All four have faced arrest or criminal prosecution as punishment for their work as journalists.
Joel Simon, CPJ executive director, praised Mosaed and the other journalists. “They understood that they would confront powerful forces, enemies of the truth, who would try to stop them from doing their work. What they did not foresee was COVID-19. The global pandemic has not only made their jobs more difficult and dangerous, it has fueled a ferocious press freedom crackdown as autocratic leaders around the world suppress unwelcome news under the guise of protecting public health.”
Mosaed is a freelance journalist working on economic issues, including corruption, protests, sanctions, and workers’ rights. He was briefly arrested in February 2020 after criticizing the Iranian government’s handling of the coronavirus, and for questioning political bias in Iran’s parliamentary elections, which he identified as having very few reformist candidates,
He had previously worked for the prominent reformist newspaper Shargh, but was forced to resign in July 2019 after he reported about the alleged corrupt practices of Mohammad Shariatmadari, who was deputy minister for labor and social welfare at the time. His case was covered by another newspaper, Hamdali, which ran the headline “Mohammad Shariatmadari devours journalists!” and said Mosaed had been pressured by the government after he blew the whistle on Shariatmadari’s activities. Since then, he has mainly published news and reports on social media including Twitter and Telegram.
November 2019 Protests
When the government suddenly hiked gasoline prices in November 2019, Mosaed was one of many to voice outrage on social media. As protests broke out across the country, the government shut down the internet to stop people from organizing demonstrations, and to control the information they shared. Mosaed was briefly able to go online and tweeted:

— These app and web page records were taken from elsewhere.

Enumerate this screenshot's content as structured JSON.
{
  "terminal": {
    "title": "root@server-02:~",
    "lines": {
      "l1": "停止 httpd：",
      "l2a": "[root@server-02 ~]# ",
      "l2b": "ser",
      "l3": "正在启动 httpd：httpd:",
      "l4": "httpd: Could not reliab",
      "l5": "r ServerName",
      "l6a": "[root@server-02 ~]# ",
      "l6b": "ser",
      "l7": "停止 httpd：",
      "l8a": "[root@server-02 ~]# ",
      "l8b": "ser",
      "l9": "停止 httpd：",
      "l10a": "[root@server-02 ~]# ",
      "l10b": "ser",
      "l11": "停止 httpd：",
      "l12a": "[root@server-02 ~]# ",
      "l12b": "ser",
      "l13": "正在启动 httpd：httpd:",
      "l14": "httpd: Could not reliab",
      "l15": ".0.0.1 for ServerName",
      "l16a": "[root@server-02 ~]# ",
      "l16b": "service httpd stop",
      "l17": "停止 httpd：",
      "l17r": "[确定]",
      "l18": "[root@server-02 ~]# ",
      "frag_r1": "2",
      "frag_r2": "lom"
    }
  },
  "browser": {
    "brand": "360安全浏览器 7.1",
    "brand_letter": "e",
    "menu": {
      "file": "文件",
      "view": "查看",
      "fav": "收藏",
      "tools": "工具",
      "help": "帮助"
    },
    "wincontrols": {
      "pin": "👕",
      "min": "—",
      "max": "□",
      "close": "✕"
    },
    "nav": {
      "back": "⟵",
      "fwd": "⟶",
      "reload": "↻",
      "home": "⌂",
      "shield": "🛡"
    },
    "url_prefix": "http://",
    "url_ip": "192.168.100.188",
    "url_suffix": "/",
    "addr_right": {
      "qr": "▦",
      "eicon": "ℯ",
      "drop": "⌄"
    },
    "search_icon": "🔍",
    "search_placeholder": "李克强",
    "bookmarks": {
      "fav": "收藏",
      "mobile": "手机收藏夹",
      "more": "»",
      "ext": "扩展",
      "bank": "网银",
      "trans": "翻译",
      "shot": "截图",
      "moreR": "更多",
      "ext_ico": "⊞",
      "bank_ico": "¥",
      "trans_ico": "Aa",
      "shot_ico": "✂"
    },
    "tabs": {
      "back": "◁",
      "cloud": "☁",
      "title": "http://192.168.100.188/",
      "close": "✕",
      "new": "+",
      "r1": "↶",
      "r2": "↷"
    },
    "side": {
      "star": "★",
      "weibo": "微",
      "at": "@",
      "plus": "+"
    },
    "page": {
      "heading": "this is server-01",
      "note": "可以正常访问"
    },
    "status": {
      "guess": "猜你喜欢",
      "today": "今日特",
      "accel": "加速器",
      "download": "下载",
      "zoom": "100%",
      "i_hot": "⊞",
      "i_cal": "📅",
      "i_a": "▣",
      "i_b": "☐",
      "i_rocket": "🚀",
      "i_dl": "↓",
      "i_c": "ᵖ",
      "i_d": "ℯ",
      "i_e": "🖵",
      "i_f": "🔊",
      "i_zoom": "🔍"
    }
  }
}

“Knock, Knock, Hello free world! I used 42 proxies to write this. Millions of Iranians do not have internet access. Do you hear our voice?”
On November 22, intelligence agents from the Revolutionary Guards arrested him at his house, took him to prison in Gilan province and transferred him a day later to Evin Prison in Tehran. He was later released after paying bail.